Nestled just off the Miami Foley Road in Nehalem Monday, the peaceful Dr. Martin Luther King Jr. holiday was buzzing with the sound of service.
By Jordan Wolfe
Dozens of volunteers swarmed the three-story unfinished house of Steve Ross, musician and beloved karaoke DJ.
“It’s so healing,” Janice Ross, Steve’s mother and sometimes karaoke partner, said. “We’re so fortunate.”
Steve was recently diagnosed with Stage 4 cancer and given less than a year to live.
While he fights the disease, his dream home sits unfinished – a three-story work of art dreamed up from Steve’s mind.
“He did it all himself,” Janice said, “For a musician, it’s pretty good.”
Friends, neighbors and strangers banded together in a partnership between Habitat for Humanity’s Ramps & Rails program and the Oregon Coast Love Coalition (OCLC) to visit three homes throughout Tillamook County Monday to build and assist. The group that gathered at the Rosses had one mission for the day: install 1,600 square feet of drywall on the ceiling.
Teams dispersed throughout the various rooms.
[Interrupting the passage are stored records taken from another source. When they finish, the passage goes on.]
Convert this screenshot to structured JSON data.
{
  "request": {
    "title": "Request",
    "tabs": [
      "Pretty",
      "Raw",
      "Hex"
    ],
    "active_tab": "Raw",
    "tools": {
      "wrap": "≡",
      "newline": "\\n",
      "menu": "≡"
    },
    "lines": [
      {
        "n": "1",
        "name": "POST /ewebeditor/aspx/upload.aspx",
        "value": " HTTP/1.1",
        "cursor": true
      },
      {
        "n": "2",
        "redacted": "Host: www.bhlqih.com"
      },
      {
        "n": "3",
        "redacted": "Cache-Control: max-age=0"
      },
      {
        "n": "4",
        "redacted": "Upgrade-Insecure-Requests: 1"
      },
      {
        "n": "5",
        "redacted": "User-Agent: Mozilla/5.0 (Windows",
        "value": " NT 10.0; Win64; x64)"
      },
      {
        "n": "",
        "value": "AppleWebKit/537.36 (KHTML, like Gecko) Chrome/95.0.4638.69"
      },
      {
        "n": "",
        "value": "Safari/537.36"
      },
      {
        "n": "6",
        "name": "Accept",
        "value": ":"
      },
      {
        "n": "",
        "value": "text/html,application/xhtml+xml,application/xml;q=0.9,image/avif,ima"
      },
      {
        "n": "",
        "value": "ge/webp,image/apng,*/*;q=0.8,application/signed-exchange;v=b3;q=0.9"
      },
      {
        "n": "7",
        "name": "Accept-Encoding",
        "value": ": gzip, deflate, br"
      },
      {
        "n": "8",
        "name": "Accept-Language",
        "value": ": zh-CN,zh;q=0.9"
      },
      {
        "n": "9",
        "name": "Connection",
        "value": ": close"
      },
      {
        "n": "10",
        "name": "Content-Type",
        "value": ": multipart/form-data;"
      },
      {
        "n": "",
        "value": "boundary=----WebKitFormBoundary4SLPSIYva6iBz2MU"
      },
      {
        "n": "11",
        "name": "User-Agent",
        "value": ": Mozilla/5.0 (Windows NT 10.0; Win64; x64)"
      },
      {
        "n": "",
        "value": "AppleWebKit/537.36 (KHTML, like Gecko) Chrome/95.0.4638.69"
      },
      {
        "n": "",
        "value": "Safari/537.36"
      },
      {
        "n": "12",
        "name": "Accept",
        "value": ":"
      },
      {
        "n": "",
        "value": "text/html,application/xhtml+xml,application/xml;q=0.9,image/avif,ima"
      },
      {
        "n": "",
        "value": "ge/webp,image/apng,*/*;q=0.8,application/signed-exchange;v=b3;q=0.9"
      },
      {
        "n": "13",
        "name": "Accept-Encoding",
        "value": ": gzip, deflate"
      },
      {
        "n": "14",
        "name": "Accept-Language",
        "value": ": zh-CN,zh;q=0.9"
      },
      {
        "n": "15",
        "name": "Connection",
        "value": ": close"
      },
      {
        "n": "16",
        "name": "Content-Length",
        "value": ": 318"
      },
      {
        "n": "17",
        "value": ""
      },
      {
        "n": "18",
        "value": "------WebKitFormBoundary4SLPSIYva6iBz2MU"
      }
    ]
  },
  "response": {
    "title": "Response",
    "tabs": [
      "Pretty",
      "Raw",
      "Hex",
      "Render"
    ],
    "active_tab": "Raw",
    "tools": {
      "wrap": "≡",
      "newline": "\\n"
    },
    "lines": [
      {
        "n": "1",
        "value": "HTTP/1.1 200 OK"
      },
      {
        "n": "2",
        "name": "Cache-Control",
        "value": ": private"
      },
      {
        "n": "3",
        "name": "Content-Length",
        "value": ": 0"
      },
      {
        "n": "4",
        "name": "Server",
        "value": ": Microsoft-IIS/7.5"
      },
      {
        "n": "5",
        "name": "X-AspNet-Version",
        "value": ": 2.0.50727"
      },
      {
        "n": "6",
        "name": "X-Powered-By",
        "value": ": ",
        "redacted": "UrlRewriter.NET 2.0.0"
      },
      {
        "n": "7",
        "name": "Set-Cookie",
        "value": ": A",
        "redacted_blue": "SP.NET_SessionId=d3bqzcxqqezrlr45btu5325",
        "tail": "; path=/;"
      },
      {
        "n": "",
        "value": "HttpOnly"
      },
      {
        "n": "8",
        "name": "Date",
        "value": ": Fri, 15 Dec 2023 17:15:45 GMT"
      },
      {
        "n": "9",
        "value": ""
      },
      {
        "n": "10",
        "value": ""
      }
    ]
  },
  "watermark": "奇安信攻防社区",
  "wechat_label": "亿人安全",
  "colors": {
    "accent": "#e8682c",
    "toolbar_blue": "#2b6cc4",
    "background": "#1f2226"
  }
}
One bedroom contained a team with Landon Clappé, a 1983 NKN grad, retired Army veteran and a family friend of the Rosses.
“I love them, they’re great,” Clappé said as he measured a piece of drywall, “They’re great people who give a lot to the community and always have a smile on.”
He added the holiday presented the perfect opportunity to get involved.
“It’s Martin Luther King Jr. Day – it’s service,” Clappé said, “Everyone likes to volunteer.”
That service in memory of King’s legacy was something present to OCLC founder LaNicia Williams moved to the coast September 2014.
“This was the first place I ever lived that didn’t celebrate Martin Luther King Jr. Day,” she said.
The result was the creation of OCLC and a series of events in 2017 to honor the Civil Rights hero.
“For me, it was filling a void,” Williams said.
For year two of OCLC’s events to celebrate Dr. Martin Luther King Jr. Day, Williams organized three days of events to promote service, unity and love.
“Power without love is reckless and abusive, and love without power is sentimental and anemic,” Williams said, reciting a famous MLK quote which inspired the theme for year two: The Power of Love. “Power at its best is love implementing the demands of justice, and justice at its best is power correcting everything that stands against love.”
Saturday, OCLC hosted a showing of the documentary “No Joke!” at Nehalem Bay United Methodist Church. The film featured three men of different faiths who created a strong, lasting bond despite their different beliefs. Following, the group held a discussion.
Sunday, in the cozily lit Hoffman Center for the Arts in Manzanita, OCLC produced “Unsung Heroes: Their Lives, Their Stories,” an evening of community members embodying individuals from the Civil Rights movement, including local teacher Mary McGuinness reading the story of Ruby Bridges, one of her heroes and the first African-American child to desegregate an all-white school in Louisiana; Manzanita police officer Mike Sims told the story and shared quotes from Shirley Chisholm, the first African-American woman elected to the United States Congress – and whom reminded Sims of his own grandmother and John Coopersmith of Nehalem told the story of Andrew Goodman, a young social activist who was slain by members of the Ku Klux Klan for his involvement in the Civil Rights movement.
“I don’t recall in my 40 years any celebrations of Martin Luther King Jr.,” Coopersmith said at the event’s conclusion, “He was one of the finest minds ever produced. I’d like to thank LaNicia Williams for bringing Martin Luther King Jr. Day to Tillamook County.”